**What the task asks**
Please tally the lines in the data below that include the string "selected", and reply with only the total.

**Data records for software interfaces**

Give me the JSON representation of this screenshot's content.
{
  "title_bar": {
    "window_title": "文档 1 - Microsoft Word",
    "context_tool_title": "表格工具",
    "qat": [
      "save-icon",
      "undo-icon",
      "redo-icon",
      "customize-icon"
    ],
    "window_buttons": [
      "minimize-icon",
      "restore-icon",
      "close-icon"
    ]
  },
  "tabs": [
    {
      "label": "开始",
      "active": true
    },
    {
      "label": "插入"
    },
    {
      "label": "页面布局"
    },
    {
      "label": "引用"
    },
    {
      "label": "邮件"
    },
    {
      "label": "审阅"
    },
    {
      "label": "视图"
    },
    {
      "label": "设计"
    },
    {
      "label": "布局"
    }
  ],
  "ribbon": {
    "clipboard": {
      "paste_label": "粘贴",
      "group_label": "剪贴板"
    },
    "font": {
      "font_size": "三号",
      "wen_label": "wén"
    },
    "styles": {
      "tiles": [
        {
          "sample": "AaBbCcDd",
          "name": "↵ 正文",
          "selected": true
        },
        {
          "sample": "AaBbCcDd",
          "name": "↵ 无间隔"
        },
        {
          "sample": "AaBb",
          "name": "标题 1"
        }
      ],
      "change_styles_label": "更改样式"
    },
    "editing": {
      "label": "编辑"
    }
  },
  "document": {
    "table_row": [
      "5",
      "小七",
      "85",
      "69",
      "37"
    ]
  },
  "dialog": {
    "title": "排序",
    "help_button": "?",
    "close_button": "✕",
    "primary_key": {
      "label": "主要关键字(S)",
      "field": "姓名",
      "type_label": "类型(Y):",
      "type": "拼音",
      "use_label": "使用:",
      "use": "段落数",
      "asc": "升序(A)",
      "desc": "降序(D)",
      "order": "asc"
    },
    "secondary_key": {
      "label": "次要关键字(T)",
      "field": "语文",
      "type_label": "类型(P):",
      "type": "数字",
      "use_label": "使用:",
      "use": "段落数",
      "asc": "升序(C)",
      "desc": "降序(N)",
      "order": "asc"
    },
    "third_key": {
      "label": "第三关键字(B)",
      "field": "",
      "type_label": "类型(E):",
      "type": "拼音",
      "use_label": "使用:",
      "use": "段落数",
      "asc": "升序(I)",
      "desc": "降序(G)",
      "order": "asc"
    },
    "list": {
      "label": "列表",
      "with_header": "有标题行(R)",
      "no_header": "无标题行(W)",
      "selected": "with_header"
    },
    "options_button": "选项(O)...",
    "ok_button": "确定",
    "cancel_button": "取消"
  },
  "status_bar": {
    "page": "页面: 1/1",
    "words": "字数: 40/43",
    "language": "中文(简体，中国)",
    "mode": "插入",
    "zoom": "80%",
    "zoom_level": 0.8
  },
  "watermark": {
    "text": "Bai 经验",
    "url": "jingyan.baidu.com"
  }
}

**Response to this task**
2